(Input records)
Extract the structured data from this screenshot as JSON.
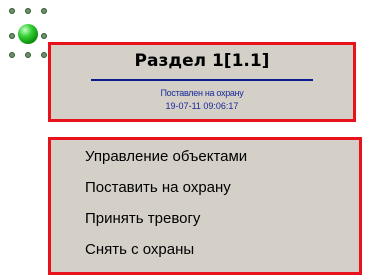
{
  "object_icon": {
    "name": "green-ball-icon",
    "color": "#18b018"
  },
  "info_panel": {
    "title": "Раздел 1[1.1]",
    "status": "Поставлен на охрану",
    "timestamp": "19-07-11 09:06:17",
    "border_color": "#e8121c",
    "text_color": "#1a2a9a"
  },
  "context_menu": {
    "items": [
      {
        "label": "Управление объектами"
      },
      {
        "label": "Поставить на охрану"
      },
      {
        "label": "Принять тревогу"
      },
      {
        "label": "Снять с охраны"
      }
    ]
  }
}
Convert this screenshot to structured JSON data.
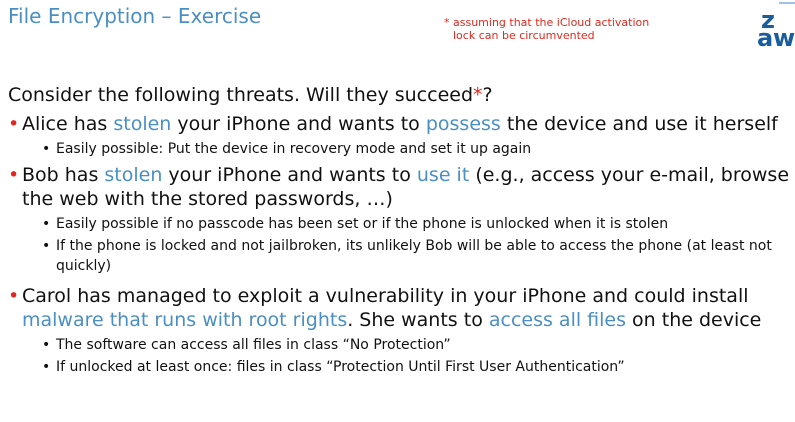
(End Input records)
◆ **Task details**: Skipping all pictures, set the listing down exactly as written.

◆ **Result for this task**:
Extract the structured data from this screenshot as JSON.
{
  "object_icon": {
    "name": "green-ball-icon",
    "color": "#18b018"
  },
  "info_panel": {
    "title": "Раздел 1[1.1]",
    "status": "Поставлен на охрану",
    "timestamp": "19-07-11 09:06:17",
    "border_color": "#e8121c",
    "text_color": "#1a2a9a"
  },
  "context_menu": {
    "items": [
      {
        "label": "Управление объектами"
      },
      {
        "label": "Поставить на охрану"
      },
      {
        "label": "Принять тревогу"
      },
      {
        "label": "Снять с охраны"
      }
    ]
  }
}
Convert this screenshot to structured JSON data.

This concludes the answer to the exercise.